  • Lack of awareness:
    • There is lack of awareness and understanding of circular economy concepts among businesses and consumers.
    • Ex:  A 2020 study by TERI (The Energy and Resources Institute) revealed that over 70% of Indian consumers are unaware of the concept of circular economy, impacting its implementation.
  • Absence of collaboration:
    • There is absence of collaboration among the key stakeholder: government, business and consumers.
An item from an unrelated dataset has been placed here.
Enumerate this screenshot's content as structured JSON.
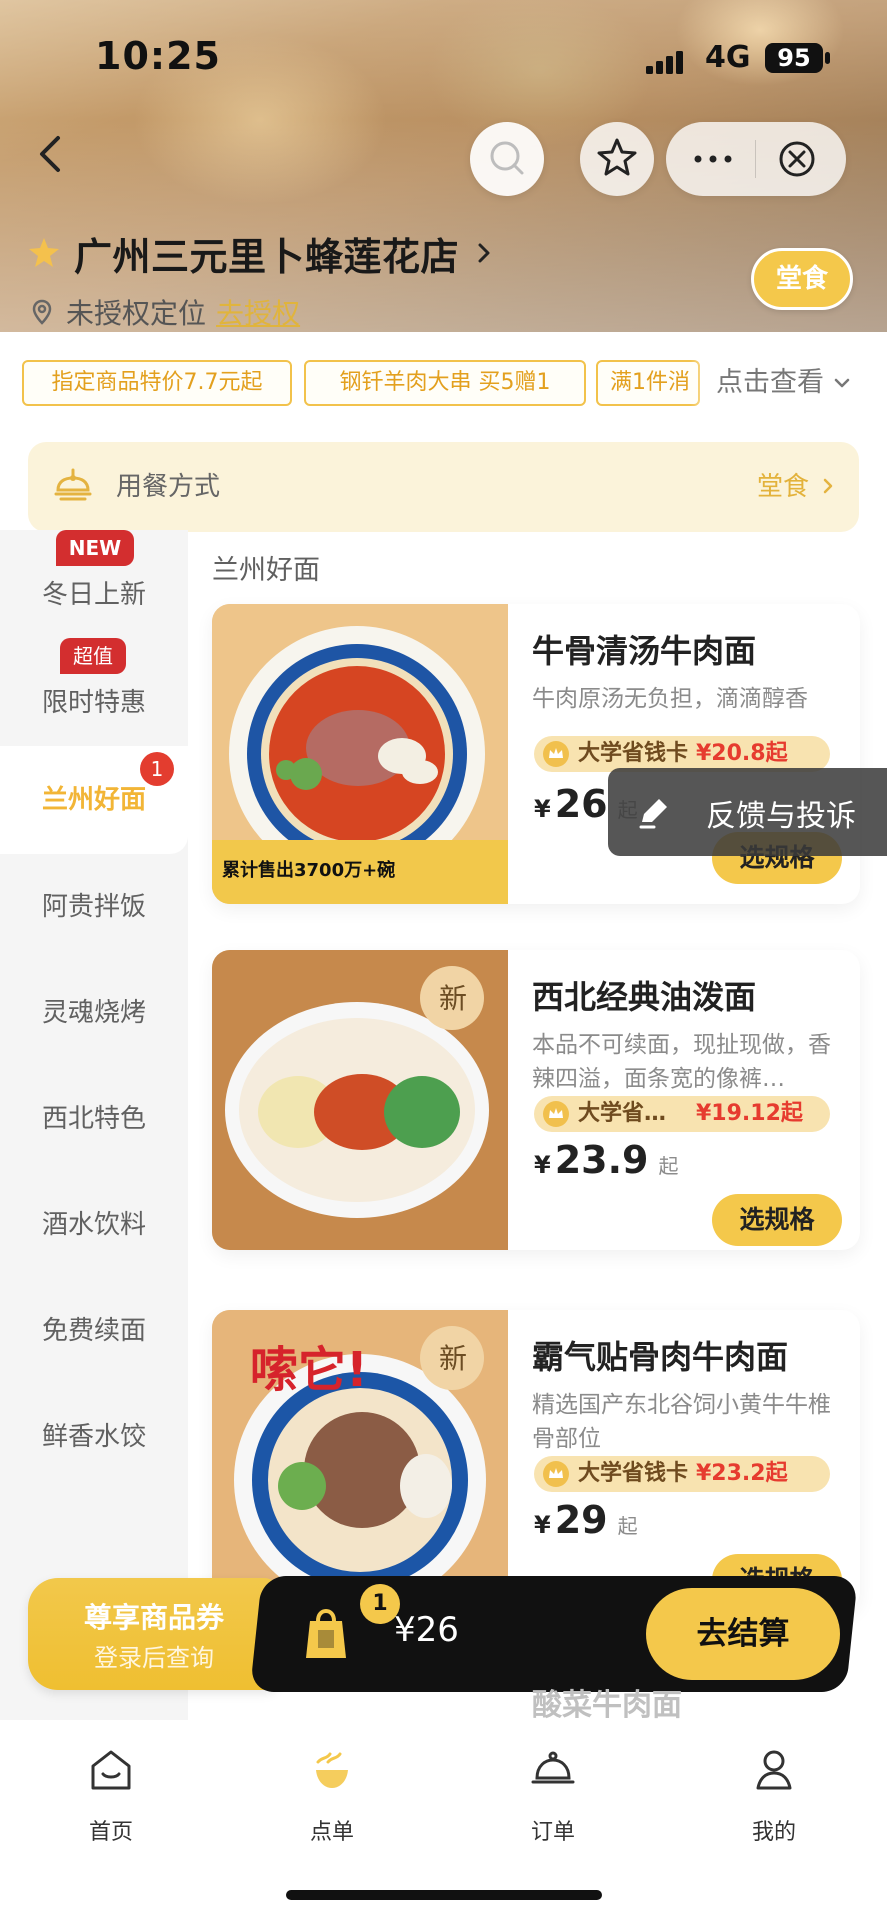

This hinders the adoption of circular economic practices.
    • Ex:  A 2021 report by NITI Aayog highlighted that less than 20% of Indian waste management initiatives involve collaboration between government, private sector, and consumers.
  • Downcycling:
    • Downcycling refers to the process of recycling materials into products of lower value and quality compared to the original material.
    • This leads to a reduction in the quality and value of the recycled material, making it less desirable for reuse.
    • Ex:  Research from the Indian Institute of Science (IISc) Bangalore found that over 60% of plastic waste recycled in India undergoes downcycling.
  • Lack of incentives for industry:
    • Sustainability transition can be costly and time-consuming, and businesses need incentives to make the shift.
    • Ex:  According to a Confederation of Indian Industry (CII) report, only about 10% of Indian businesses receive any form of government incentives or support for transitioning to a circular economy.
  • Deficit in Research and development:
    • Ex:  The Department of Science and Technology's 2019-2020 report stated that less than 5% of its budget was allocated to research in sustainable and circular business models or technologies.


  1. Comprehensive Circular Economy Policy: A policy encompassing capacity building, awareness, R&D, and multi-stakeholder collaboration, similar to the European Union's Circular Economy Action Plan, which has successfully integrated circular economy principles into manufacturing and consumption.
  2. Circular Economy Stakeholder Platform: This platform, akin to the Netherlands' Holland Circular Hotspot, would facilitate knowledge sharing, networking, and progress monitoring, promoting best practices in circular economy.
  3. Improve Waste Management System: Investing in waste processing and recycling facilities, like Sweden's advanced recycling plants, can enhance India's waste management efficiency. Sweden's system is so effective that it imports waste for energy recovery.
  4. Awareness Campaigns: Government-led campaigns and education programs to promote circular practices, similar to Japan's "3Rs" (Reduce, Reuse, Recycle) initiative, which has significantly increased public participation in sustainable waste management.
  5. Encourage People and Industry Adoption:Policies incentivizing the use of recycled materials, similar to California’s Beverage Container Recycling Program, which offers incentives for recycling and has significantly increased recycling rates in the state.


Q. The concept of a circular economy has gained popularity in recent times. Why should India adopt this economic model? What are the challenges in adopting the model?(15marks, 250words)